So it seems ESPN, the principal broadcasters of English club rugby, are making life impossible for Christians, as well as making it a misery for supporters. Last week, the Bath chief executive, Nick Blofeld, wrote an open online letter to fans of the club apologising for the constant alterations to the match schedule. "Sadly," he admitted, "our current business model does make us quite reliant on TV revenue as a key income stream." If the broadacasters' ears are not burning by now, they must be frozen solid.
Northampton's message to the Blues was of the loud and clear variety, and went along the lines of: "You can run with the ball, but you can't hide from our forwards." The Welshmen played with admirable wit and invention when they were given the chance to play at all, but the moment they found themselves being put through the wringer in their own 22 at the end of the first quarter – there were seven scrums in all, each more horrible than the last – they knew in their heart of hearts that they would not escape without a conceding a minimum of five points.

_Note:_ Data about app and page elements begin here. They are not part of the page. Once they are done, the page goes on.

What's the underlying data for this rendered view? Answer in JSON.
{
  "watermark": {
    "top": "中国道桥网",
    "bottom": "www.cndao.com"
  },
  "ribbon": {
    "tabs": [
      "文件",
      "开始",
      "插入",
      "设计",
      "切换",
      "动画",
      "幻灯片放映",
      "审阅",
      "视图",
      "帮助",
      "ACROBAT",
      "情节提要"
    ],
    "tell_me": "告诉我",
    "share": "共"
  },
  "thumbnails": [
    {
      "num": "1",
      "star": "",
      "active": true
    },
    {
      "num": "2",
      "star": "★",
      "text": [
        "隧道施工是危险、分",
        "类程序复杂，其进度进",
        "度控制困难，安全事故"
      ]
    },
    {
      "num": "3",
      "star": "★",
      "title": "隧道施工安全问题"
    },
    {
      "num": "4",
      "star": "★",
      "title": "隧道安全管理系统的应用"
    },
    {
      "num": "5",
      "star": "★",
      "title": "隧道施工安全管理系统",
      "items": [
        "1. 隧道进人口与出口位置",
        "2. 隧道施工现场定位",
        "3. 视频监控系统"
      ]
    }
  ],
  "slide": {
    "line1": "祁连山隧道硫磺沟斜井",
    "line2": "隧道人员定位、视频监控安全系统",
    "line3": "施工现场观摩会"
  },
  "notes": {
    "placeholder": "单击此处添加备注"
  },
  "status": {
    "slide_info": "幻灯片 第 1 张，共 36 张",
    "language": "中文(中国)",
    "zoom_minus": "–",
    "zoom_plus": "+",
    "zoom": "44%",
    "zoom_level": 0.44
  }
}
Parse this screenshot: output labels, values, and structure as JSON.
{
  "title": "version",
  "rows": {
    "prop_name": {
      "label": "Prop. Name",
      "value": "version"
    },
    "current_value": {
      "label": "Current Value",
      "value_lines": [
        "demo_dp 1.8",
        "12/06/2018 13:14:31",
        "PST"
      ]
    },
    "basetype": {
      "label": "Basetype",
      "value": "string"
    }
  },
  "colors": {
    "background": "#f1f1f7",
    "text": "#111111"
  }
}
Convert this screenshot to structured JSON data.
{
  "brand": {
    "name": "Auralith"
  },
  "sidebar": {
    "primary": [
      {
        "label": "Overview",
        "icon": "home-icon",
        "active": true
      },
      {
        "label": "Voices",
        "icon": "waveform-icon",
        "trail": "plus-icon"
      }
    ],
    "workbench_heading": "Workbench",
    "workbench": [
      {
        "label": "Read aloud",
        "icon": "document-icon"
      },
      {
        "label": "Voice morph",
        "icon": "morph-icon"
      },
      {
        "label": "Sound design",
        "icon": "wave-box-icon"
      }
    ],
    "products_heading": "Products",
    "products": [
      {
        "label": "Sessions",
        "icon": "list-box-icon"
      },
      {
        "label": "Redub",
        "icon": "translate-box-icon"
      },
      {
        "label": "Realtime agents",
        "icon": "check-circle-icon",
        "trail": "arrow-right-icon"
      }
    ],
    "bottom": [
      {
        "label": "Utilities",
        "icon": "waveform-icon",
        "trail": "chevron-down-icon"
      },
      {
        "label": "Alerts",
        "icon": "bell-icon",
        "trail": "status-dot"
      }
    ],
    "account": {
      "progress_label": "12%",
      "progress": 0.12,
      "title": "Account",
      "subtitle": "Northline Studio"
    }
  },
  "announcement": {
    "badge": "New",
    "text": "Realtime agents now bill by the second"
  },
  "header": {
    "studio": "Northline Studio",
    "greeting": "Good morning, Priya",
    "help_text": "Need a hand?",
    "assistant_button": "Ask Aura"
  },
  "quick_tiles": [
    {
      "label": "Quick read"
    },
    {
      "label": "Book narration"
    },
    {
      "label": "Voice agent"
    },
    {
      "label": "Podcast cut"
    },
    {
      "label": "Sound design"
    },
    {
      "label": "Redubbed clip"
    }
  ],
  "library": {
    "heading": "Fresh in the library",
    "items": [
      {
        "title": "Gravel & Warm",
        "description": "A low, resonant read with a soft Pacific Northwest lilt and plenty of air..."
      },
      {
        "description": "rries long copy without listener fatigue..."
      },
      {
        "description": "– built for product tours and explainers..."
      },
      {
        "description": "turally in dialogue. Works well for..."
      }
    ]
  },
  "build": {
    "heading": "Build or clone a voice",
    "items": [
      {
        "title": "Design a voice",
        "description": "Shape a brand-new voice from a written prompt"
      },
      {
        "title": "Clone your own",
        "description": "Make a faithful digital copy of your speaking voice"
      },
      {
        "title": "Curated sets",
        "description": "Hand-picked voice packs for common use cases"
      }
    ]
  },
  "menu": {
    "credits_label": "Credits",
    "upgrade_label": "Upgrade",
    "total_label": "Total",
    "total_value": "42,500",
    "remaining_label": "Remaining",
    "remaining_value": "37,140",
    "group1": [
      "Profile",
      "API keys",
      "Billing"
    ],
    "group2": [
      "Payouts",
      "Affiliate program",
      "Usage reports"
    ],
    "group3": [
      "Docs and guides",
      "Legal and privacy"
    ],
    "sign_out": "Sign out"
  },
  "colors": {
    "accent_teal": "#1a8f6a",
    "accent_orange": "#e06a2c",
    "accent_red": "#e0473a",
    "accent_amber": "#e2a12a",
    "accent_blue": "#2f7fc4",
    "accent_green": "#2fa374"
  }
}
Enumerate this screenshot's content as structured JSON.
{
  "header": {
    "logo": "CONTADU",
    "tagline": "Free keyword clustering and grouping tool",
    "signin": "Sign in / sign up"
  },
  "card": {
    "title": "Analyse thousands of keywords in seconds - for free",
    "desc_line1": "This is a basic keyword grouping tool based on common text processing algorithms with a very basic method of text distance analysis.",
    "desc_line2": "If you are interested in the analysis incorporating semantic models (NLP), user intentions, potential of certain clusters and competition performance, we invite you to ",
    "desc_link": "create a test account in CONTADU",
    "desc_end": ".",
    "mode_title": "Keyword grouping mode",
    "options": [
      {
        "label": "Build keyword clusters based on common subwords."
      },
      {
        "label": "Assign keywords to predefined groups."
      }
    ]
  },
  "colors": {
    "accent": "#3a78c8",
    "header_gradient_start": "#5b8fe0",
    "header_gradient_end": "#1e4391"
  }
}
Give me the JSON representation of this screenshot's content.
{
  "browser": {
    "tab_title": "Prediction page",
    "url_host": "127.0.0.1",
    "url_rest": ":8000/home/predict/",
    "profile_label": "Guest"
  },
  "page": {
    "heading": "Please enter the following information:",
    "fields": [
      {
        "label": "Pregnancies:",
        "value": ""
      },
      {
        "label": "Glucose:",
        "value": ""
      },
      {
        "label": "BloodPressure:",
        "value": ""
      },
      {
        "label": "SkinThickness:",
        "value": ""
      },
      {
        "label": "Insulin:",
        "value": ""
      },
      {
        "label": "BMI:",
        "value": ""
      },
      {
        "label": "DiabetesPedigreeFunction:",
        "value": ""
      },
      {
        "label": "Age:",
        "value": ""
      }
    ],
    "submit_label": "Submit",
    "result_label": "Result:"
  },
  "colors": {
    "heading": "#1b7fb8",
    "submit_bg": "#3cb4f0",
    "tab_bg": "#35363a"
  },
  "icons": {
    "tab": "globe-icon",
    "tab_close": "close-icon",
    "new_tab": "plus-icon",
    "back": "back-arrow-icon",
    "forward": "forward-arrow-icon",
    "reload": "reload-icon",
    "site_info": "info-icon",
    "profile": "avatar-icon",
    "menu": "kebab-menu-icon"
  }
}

The try duly fell to Paul Diggin in the left corner and was handsomely converted by Stephen Myler, and even though the visitors reached the interval 12-10 up, Paul Tito's fumble from the restart resulted in a run-in for Chris Ashton that amounted to a killer blow. Myler added the extras again before hitting the spot with a couple of penalties, and while Dan Parks replied in kind with a fifth successful kick, the Welshmen returned home with nothing.
"We knew the scrum would be a challenge for us," admitted David Young, the Blues coach, whose own scrummaging prowess earned him Test caps for the British and Irish Lions. "When it's like that, you know every 50-50 decision will go against you. I'm not blaming the referee: he's not the one who has to sort it. We have to sort it ourselves."
Agreed. And what is more, they have to do their sorting quickly.
Scorers: Northampton: Tries Diggin, Ashton. Conversions Myler 2. Penalties Myler 3. Cardiff Blues: Penalties Parks 5.
Northampton B Foden; C Ashton, J Clarke, J Downey, P Diggin; S Myler, R Powell (L Dickson 66); S Tonga'uiha (R Dreyer 85), D Hartley (capt), B Mujati (T Mercey 79), C Lawes, C Day, P Dowson (C Clark 69), T Wood (B Sharman 81), R Wilson.
Cardiff Blues C Czekaj; R Mustoe (J Yapp 44-50, R Williams 82), C Laulala, T Shanklin, T James; D Parks, R Rees; G Jenkins, G Williams, T Filise, B Davies, P Tito (capt, D Paterson 56), M Molitika, M Williams (S Warburton 56), X Rush.
Referee R Poite (France).